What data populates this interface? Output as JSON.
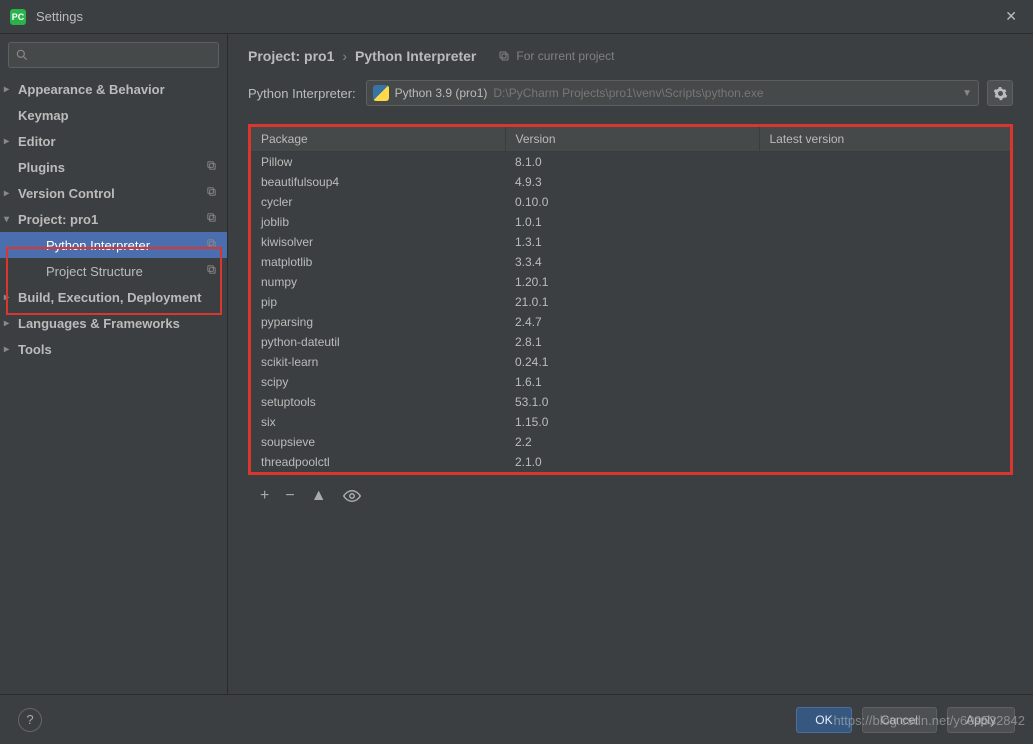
{
  "window": {
    "title": "Settings"
  },
  "search": {
    "placeholder": ""
  },
  "sidebar": {
    "items": [
      {
        "label": "Appearance & Behavior",
        "chevron": ">"
      },
      {
        "label": "Keymap"
      },
      {
        "label": "Editor",
        "chevron": ">"
      },
      {
        "label": "Plugins",
        "suffix": true
      },
      {
        "label": "Version Control",
        "chevron": ">",
        "suffix": true
      },
      {
        "label": "Project: pro1",
        "chevron": "v",
        "suffix": true
      },
      {
        "label": "Python Interpreter",
        "child": true,
        "selected": true,
        "suffix": true
      },
      {
        "label": "Project Structure",
        "child": true,
        "suffix": true
      },
      {
        "label": "Build, Execution, Deployment",
        "chevron": ">"
      },
      {
        "label": "Languages & Frameworks",
        "chevron": ">"
      },
      {
        "label": "Tools",
        "chevron": ">"
      }
    ]
  },
  "breadcrumb": {
    "part1": "Project: pro1",
    "part2": "Python Interpreter",
    "for_project": "For current project"
  },
  "interpreter": {
    "label": "Python Interpreter:",
    "name": "Python 3.9 (pro1)",
    "path": "D:\\PyCharm Projects\\pro1\\venv\\Scripts\\python.exe"
  },
  "packages": {
    "headers": [
      "Package",
      "Version",
      "Latest version"
    ],
    "rows": [
      {
        "name": "Pillow",
        "version": "8.1.0",
        "latest": ""
      },
      {
        "name": "beautifulsoup4",
        "version": "4.9.3",
        "latest": ""
      },
      {
        "name": "cycler",
        "version": "0.10.0",
        "latest": ""
      },
      {
        "name": "joblib",
        "version": "1.0.1",
        "latest": ""
      },
      {
        "name": "kiwisolver",
        "version": "1.3.1",
        "latest": ""
      },
      {
        "name": "matplotlib",
        "version": "3.3.4",
        "latest": ""
      },
      {
        "name": "numpy",
        "version": "1.20.1",
        "latest": ""
      },
      {
        "name": "pip",
        "version": "21.0.1",
        "latest": ""
      },
      {
        "name": "pyparsing",
        "version": "2.4.7",
        "latest": ""
      },
      {
        "name": "python-dateutil",
        "version": "2.8.1",
        "latest": ""
      },
      {
        "name": "scikit-learn",
        "version": "0.24.1",
        "latest": ""
      },
      {
        "name": "scipy",
        "version": "1.6.1",
        "latest": ""
      },
      {
        "name": "setuptools",
        "version": "53.1.0",
        "latest": ""
      },
      {
        "name": "six",
        "version": "1.15.0",
        "latest": ""
      },
      {
        "name": "soupsieve",
        "version": "2.2",
        "latest": ""
      },
      {
        "name": "threadpoolctl",
        "version": "2.1.0",
        "latest": ""
      }
    ]
  },
  "footer": {
    "ok": "OK",
    "cancel": "Cancel",
    "apply": "Apply"
  },
  "watermark": "https://blog.csdn.net/y609532842"
}
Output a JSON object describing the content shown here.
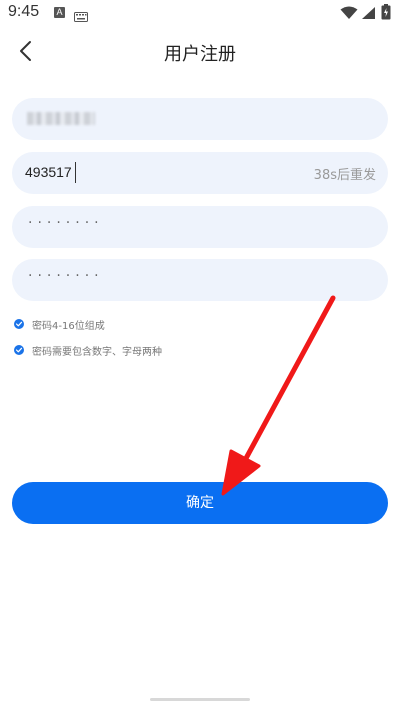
{
  "status_bar": {
    "time": "9:45",
    "notification_icon_letter": "A",
    "icons": [
      "a-app-icon",
      "keyboard-icon",
      "wifi-icon",
      "signal-icon",
      "battery-icon"
    ]
  },
  "header": {
    "title": "用户注册",
    "back_icon": "chevron-left-icon"
  },
  "form": {
    "phone": {
      "value_note": "blurred"
    },
    "code": {
      "value": "493517",
      "resend_label": "38s后重发"
    },
    "password": {
      "masked_value": "········"
    },
    "password_confirm": {
      "masked_value": "········"
    }
  },
  "rules": [
    {
      "text": "密码4-16位组成",
      "checked": true
    },
    {
      "text": "密码需要包含数字、字母两种",
      "checked": true
    }
  ],
  "confirm_button": {
    "label": "确定"
  },
  "colors": {
    "accent": "#0a6ff2",
    "field_bg": "#eef3fc",
    "annotation_arrow": "#f01919"
  }
}
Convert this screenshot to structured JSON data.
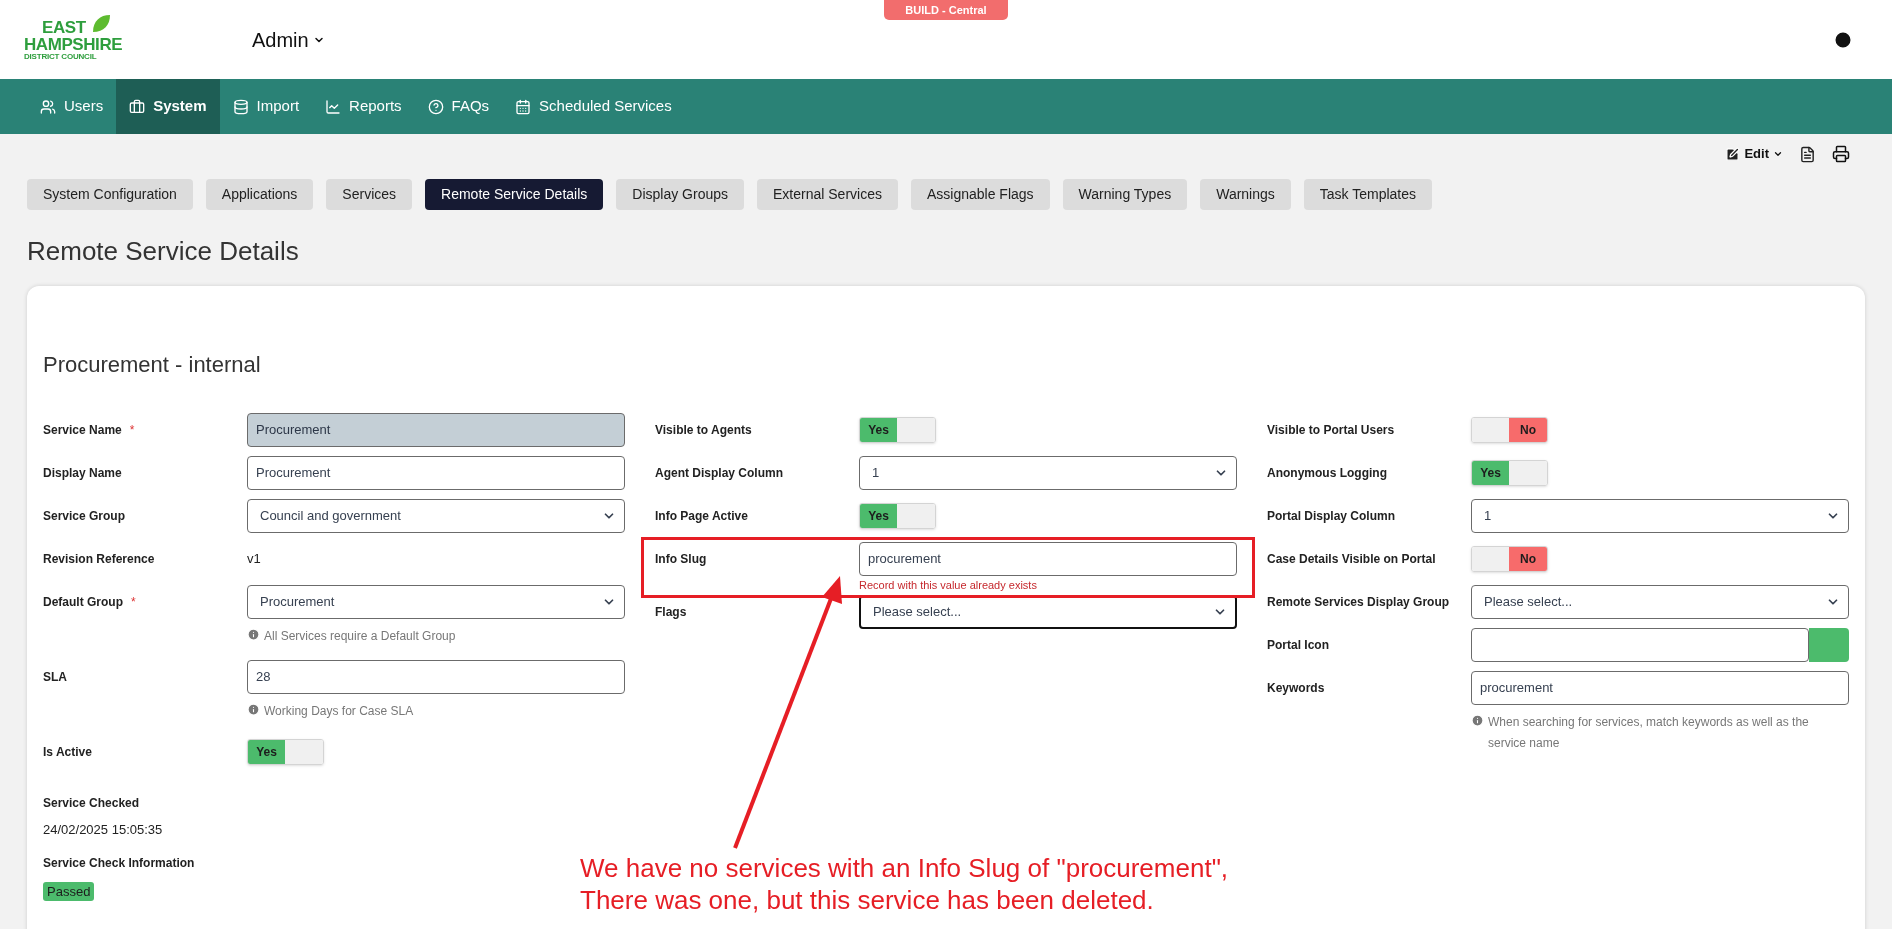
{
  "build_badge": "BUILD - Central",
  "logo": {
    "lines": [
      "EAST",
      "HAMPSHIRE",
      "DISTRICT COUNCIL"
    ]
  },
  "header": {
    "menu": "Admin"
  },
  "nav": [
    {
      "label": "Users",
      "selected": false
    },
    {
      "label": "System",
      "selected": true
    },
    {
      "label": "Import",
      "selected": false
    },
    {
      "label": "Reports",
      "selected": false
    },
    {
      "label": "FAQs",
      "selected": false
    },
    {
      "label": "Scheduled Services",
      "selected": false
    }
  ],
  "toolbar": {
    "edit": "Edit"
  },
  "tabs": [
    {
      "label": "System Configuration",
      "selected": false
    },
    {
      "label": "Applications",
      "selected": false
    },
    {
      "label": "Services",
      "selected": false
    },
    {
      "label": "Remote Service Details",
      "selected": true
    },
    {
      "label": "Display Groups",
      "selected": false
    },
    {
      "label": "External Services",
      "selected": false
    },
    {
      "label": "Assignable Flags",
      "selected": false
    },
    {
      "label": "Warning Types",
      "selected": false
    },
    {
      "label": "Warnings",
      "selected": false
    },
    {
      "label": "Task Templates",
      "selected": false
    }
  ],
  "page_title": "Remote Service Details",
  "record": {
    "title": "Procurement - internal",
    "columns": [
      [
        {
          "label": "Service Name",
          "required_mark": "*",
          "kind": "readonly",
          "value": "Procurement"
        },
        {
          "label": "Display Name",
          "kind": "text",
          "value": "Procurement"
        },
        {
          "label": "Service Group",
          "kind": "select",
          "value": "Council and government",
          "focused": false
        },
        {
          "label": "Revision Reference",
          "kind": "static",
          "value": "v1"
        },
        {
          "label": "Default Group",
          "required_mark": "*",
          "kind": "select",
          "value": "Procurement",
          "focused": false,
          "hint": "All Services require a Default Group"
        },
        {
          "label": "SLA",
          "kind": "text",
          "value": "28",
          "hint": "Working Days for Case SLA"
        },
        {
          "label": "Is Active",
          "kind": "toggle",
          "on": true,
          "text": "Yes"
        }
      ],
      [
        {
          "label": "Visible to Agents",
          "kind": "toggle",
          "on": true,
          "text": "Yes"
        },
        {
          "label": "Agent Display Column",
          "kind": "select",
          "value": "1",
          "focused": false
        },
        {
          "label": "Info Page Active",
          "kind": "toggle",
          "on": true,
          "text": "Yes"
        },
        {
          "label": "Info Slug",
          "kind": "text",
          "value": "procurement",
          "error": "Record with this value already exists"
        },
        {
          "label": "Flags",
          "kind": "select",
          "value": "Please select...",
          "focused": true
        }
      ],
      [
        {
          "label": "Visible to Portal Users",
          "kind": "toggle",
          "on": false,
          "text": "No"
        },
        {
          "label": "Anonymous Logging",
          "kind": "toggle",
          "on": true,
          "text": "Yes"
        },
        {
          "label": "Portal Display Column",
          "kind": "select",
          "value": "1",
          "focused": false
        },
        {
          "label": "Case Details Visible on Portal",
          "kind": "toggle",
          "on": false,
          "text": "No"
        },
        {
          "label": "Remote Services Display Group",
          "kind": "select",
          "value": "Please select...",
          "focused": false
        },
        {
          "label": "Portal Icon",
          "kind": "icon_picker"
        },
        {
          "label": "Keywords",
          "kind": "text",
          "value": "procurement",
          "hint": "When searching for services, match keywords as well as the service name"
        }
      ]
    ],
    "service_checked": {
      "label": "Service Checked",
      "value": "24/02/2025 15:05:35"
    },
    "service_check_information": {
      "label": "Service Check Information",
      "status": "Passed"
    }
  },
  "annotation": {
    "lines": [
      "We have no services with an Info Slug of \"procurement\",",
      "There was one, but this service has been deleted."
    ]
  }
}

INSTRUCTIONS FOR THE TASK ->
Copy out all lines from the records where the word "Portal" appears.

WRITTEN SOLUTION ->
          "label": "Visible to Portal Users",
          "label": "Portal Display Column",
          "label": "Case Details Visible on Portal",
          "label": "Portal Icon",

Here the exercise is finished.